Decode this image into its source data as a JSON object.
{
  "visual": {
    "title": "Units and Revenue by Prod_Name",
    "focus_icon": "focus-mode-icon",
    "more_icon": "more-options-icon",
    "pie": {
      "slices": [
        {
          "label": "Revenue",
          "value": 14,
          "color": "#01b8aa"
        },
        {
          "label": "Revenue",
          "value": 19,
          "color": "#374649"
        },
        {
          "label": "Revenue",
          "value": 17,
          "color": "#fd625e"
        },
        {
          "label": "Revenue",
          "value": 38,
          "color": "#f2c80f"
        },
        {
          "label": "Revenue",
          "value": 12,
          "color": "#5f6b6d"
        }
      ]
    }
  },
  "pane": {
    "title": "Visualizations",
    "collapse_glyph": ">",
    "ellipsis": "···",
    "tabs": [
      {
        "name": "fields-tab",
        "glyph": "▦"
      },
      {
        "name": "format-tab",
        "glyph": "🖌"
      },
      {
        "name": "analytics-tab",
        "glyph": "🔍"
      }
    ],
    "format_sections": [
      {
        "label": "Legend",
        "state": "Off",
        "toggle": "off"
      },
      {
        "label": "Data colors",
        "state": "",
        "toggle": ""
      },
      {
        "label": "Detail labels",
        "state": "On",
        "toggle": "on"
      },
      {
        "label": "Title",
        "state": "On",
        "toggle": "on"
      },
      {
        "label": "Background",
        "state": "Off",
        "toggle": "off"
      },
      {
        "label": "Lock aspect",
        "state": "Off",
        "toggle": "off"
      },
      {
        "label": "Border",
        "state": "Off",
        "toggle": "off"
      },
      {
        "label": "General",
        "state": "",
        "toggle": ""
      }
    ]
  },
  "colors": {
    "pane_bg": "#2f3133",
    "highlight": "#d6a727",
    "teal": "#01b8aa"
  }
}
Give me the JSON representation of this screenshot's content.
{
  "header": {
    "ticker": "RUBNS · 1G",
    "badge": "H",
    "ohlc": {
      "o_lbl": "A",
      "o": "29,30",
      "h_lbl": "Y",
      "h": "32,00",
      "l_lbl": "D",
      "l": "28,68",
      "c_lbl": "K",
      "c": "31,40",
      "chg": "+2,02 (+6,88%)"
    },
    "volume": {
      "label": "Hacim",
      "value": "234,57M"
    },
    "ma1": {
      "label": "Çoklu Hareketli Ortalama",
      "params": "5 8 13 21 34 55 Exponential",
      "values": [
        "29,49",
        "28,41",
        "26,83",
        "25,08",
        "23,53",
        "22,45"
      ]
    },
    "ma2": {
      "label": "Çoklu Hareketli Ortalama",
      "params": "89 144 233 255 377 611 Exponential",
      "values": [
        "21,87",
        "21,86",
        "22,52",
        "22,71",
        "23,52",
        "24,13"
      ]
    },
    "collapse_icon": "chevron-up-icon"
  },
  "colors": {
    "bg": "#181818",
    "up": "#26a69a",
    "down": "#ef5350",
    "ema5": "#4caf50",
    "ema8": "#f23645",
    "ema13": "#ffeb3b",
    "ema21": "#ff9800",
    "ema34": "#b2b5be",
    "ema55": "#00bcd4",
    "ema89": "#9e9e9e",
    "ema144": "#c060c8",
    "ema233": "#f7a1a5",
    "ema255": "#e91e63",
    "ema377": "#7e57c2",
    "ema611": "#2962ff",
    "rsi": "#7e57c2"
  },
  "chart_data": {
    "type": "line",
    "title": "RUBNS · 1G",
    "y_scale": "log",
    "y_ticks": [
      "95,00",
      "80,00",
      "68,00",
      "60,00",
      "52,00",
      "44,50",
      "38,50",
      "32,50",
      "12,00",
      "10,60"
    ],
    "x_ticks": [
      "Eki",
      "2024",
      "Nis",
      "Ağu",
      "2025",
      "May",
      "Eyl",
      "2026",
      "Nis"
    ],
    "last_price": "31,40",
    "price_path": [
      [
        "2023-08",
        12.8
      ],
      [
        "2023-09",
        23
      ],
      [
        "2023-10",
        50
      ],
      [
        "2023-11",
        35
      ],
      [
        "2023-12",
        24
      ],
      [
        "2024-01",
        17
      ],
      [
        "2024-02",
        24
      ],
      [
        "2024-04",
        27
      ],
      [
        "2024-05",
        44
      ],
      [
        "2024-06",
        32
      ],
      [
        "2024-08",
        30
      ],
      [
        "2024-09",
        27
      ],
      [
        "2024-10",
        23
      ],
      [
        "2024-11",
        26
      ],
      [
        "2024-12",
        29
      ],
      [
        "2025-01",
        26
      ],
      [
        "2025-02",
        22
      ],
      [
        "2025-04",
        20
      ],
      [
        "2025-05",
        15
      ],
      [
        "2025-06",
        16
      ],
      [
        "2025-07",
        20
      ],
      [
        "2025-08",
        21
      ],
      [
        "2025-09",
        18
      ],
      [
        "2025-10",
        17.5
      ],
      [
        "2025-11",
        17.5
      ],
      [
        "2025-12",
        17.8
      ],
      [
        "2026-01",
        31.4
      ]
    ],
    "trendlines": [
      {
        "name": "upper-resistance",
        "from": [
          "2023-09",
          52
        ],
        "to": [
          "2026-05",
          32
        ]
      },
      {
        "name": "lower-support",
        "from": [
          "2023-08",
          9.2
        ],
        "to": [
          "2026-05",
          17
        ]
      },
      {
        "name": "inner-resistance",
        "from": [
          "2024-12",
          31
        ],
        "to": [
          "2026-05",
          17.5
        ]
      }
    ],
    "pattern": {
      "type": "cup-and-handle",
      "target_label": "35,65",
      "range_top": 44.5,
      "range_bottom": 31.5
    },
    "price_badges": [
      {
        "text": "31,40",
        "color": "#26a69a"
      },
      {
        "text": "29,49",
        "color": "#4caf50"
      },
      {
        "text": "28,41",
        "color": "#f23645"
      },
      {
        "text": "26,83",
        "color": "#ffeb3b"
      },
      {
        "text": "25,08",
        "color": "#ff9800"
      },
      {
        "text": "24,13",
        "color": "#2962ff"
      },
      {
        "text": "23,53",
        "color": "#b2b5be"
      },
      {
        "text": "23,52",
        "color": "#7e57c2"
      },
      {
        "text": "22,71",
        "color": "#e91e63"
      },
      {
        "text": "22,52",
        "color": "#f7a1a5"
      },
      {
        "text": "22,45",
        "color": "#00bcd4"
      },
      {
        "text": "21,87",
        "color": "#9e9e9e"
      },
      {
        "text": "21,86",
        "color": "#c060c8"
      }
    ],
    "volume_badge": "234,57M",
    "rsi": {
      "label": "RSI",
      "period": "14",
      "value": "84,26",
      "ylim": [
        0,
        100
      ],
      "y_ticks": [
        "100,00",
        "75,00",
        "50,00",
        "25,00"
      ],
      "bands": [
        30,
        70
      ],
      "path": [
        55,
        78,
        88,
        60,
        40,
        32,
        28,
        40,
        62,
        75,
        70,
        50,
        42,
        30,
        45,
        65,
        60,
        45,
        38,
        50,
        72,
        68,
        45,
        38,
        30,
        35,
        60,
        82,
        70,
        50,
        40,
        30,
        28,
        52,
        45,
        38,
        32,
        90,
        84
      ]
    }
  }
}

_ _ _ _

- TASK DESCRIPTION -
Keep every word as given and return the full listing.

- SOLUTION BELOW -
Decode this image into its source data as a JSON object.
{
  "visual": {
    "title": "Units and Revenue by Prod_Name",
    "focus_icon": "focus-mode-icon",
    "more_icon": "more-options-icon",
    "pie": {
      "slices": [
        {
          "label": "Revenue",
          "value": 14,
          "color": "#01b8aa"
        },
        {
          "label": "Revenue",
          "value": 19,
          "color": "#374649"
        },
        {
          "label": "Revenue",
          "value": 17,
          "color": "#fd625e"
        },
        {
          "label": "Revenue",
          "value": 38,
          "color": "#f2c80f"
        },
        {
          "label": "Revenue",
          "value": 12,
          "color": "#5f6b6d"
        }
      ]
    }
  },
  "pane": {
    "title": "Visualizations",
    "collapse_glyph": ">",
    "ellipsis": "···",
    "tabs": [
      {
        "name": "fields-tab",
        "glyph": "▦"
      },
      {
        "name": "format-tab",
        "glyph": "🖌"
      },
      {
        "name": "analytics-tab",
        "glyph": "🔍"
      }
    ],
    "format_sections": [
      {
        "label": "Legend",
        "state": "Off",
        "toggle": "off"
      },
      {
        "label": "Data colors",
        "state": "",
        "toggle": ""
      },
      {
        "label": "Detail labels",
        "state": "On",
        "toggle": "on"
      },
      {
        "label": "Title",
        "state": "On",
        "toggle": "on"
      },
      {
        "label": "Background",
        "state": "Off",
        "toggle": "off"
      },
      {
        "label": "Lock aspect",
        "state": "Off",
        "toggle": "off"
      },
      {
        "label": "Border",
        "state": "Off",
        "toggle": "off"
      },
      {
        "label": "General",
        "state": "",
        "toggle": ""
      }
    ]
  },
  "colors": {
    "pane_bg": "#2f3133",
    "highlight": "#d6a727",
    "teal": "#01b8aa"
  }
}
Give me the JSON representation of this screenshot's content.
{
  "header": {
    "ticker": "RUBNS · 1G",
    "badge": "H",
    "ohlc": {
      "o_lbl": "A",
      "o": "29,30",
      "h_lbl": "Y",
      "h": "32,00",
      "l_lbl": "D",
      "l": "28,68",
      "c_lbl": "K",
      "c": "31,40",
      "chg": "+2,02 (+6,88%)"
    },
    "volume": {
      "label": "Hacim",
      "value": "234,57M"
    },
    "ma1": {
      "label": "Çoklu Hareketli Ortalama",
      "params": "5 8 13 21 34 55 Exponential",
      "values": [
        "29,49",
        "28,41",
        "26,83",
        "25,08",
        "23,53",
        "22,45"
      ]
    },
    "ma2": {
      "label": "Çoklu Hareketli Ortalama",
      "params": "89 144 233 255 377 611 Exponential",
      "values": [
        "21,87",
        "21,86",
        "22,52",
        "22,71",
        "23,52",
        "24,13"
      ]
    },
    "collapse_icon": "chevron-up-icon"
  },
  "colors": {
    "bg": "#181818",
    "up": "#26a69a",
    "down": "#ef5350",
    "ema5": "#4caf50",
    "ema8": "#f23645",
    "ema13": "#ffeb3b",
    "ema21": "#ff9800",
    "ema34": "#b2b5be",
    "ema55": "#00bcd4",
    "ema89": "#9e9e9e",
    "ema144": "#c060c8",
    "ema233": "#f7a1a5",
    "ema255": "#e91e63",
    "ema377": "#7e57c2",
    "ema611": "#2962ff",
    "rsi": "#7e57c2"
  },
  "chart_data": {
    "type": "line",
    "title": "RUBNS · 1G",
    "y_scale": "log",
    "y_ticks": [
      "95,00",
      "80,00",
      "68,00",
      "60,00",
      "52,00",
      "44,50",
      "38,50",
      "32,50",
      "12,00",
      "10,60"
    ],
    "x_ticks": [
      "Eki",
      "2024",
      "Nis",
      "Ağu",
      "2025",
      "May",
      "Eyl",
      "2026",
      "Nis"
    ],
    "last_price": "31,40",
    "price_path": [
      [
        "2023-08",
        12.8
      ],
      [
        "2023-09",
        23
      ],
      [
        "2023-10",
        50
      ],
      [
        "2023-11",
        35
      ],
      [
        "2023-12",
        24
      ],
      [
        "2024-01",
        17
      ],
      [
        "2024-02",
        24
      ],
      [
        "2024-04",
        27
      ],
      [
        "2024-05",
        44
      ],
      [
        "2024-06",
        32
      ],
      [
        "2024-08",
        30
      ],
      [
        "2024-09",
        27
      ],
      [
        "2024-10",
        23
      ],
      [
        "2024-11",
        26
      ],
      [
        "2024-12",
        29
      ],
      [
        "2025-01",
        26
      ],
      [
        "2025-02",
        22
      ],
      [
        "2025-04",
        20
      ],
      [
        "2025-05",
        15
      ],
      [
        "2025-06",
        16
      ],
      [
        "2025-07",
        20
      ],
      [
        "2025-08",
        21
      ],
      [
        "2025-09",
        18
      ],
      [
        "2025-10",
        17.5
      ],
      [
        "2025-11",
        17.5
      ],
      [
        "2025-12",
        17.8
      ],
      [
        "2026-01",
        31.4
      ]
    ],
    "trendlines": [
      {
        "name": "upper-resistance",
        "from": [
          "2023-09",
          52
        ],
        "to": [
          "2026-05",
          32
        ]
      },
      {
        "name": "lower-support",
        "from": [
          "2023-08",
          9.2
        ],
        "to": [
          "2026-05",
          17
        ]
      },
      {
        "name": "inner-resistance",
        "from": [
          "2024-12",
          31
        ],
        "to": [
          "2026-05",
          17.5
        ]
      }
    ],
    "pattern": {
      "type": "cup-and-handle",
      "target_label": "35,65",
      "range_top": 44.5,
      "range_bottom": 31.5
    },
    "price_badges": [
      {
        "text": "31,40",
        "color": "#26a69a"
      },
      {
        "text": "29,49",
        "color": "#4caf50"
      },
      {
        "text": "28,41",
        "color": "#f23645"
      },
      {
        "text": "26,83",
        "color": "#ffeb3b"
      },
      {
        "text": "25,08",
        "color": "#ff9800"
      },
      {
        "text": "24,13",
        "color": "#2962ff"
      },
      {
        "text": "23,53",
        "color": "#b2b5be"
      },
      {
        "text": "23,52",
        "color": "#7e57c2"
      },
      {
        "text": "22,71",
        "color": "#e91e63"
      },
      {
        "text": "22,52",
        "color": "#f7a1a5"
      },
      {
        "text": "22,45",
        "color": "#00bcd4"
      },
      {
        "text": "21,87",
        "color": "#9e9e9e"
      },
      {
        "text": "21,86",
        "color": "#c060c8"
      }
    ],
    "volume_badge": "234,57M",
    "rsi": {
      "label": "RSI",
      "period": "14",
      "value": "84,26",
      "ylim": [
        0,
        100
      ],
      "y_ticks": [
        "100,00",
        "75,00",
        "50,00",
        "25,00"
      ],
      "bands": [
        30,
        70
      ],
      "path": [
        55,
        78,
        88,
        60,
        40,
        32,
        28,
        40,
        62,
        75,
        70,
        50,
        42,
        30,
        45,
        65,
        60,
        45,
        38,
        50,
        72,
        68,
        45,
        38,
        30,
        35,
        60,
        82,
        70,
        50,
        40,
        30,
        28,
        52,
        45,
        38,
        32,
        90,
        84
      ]
    }
  }
}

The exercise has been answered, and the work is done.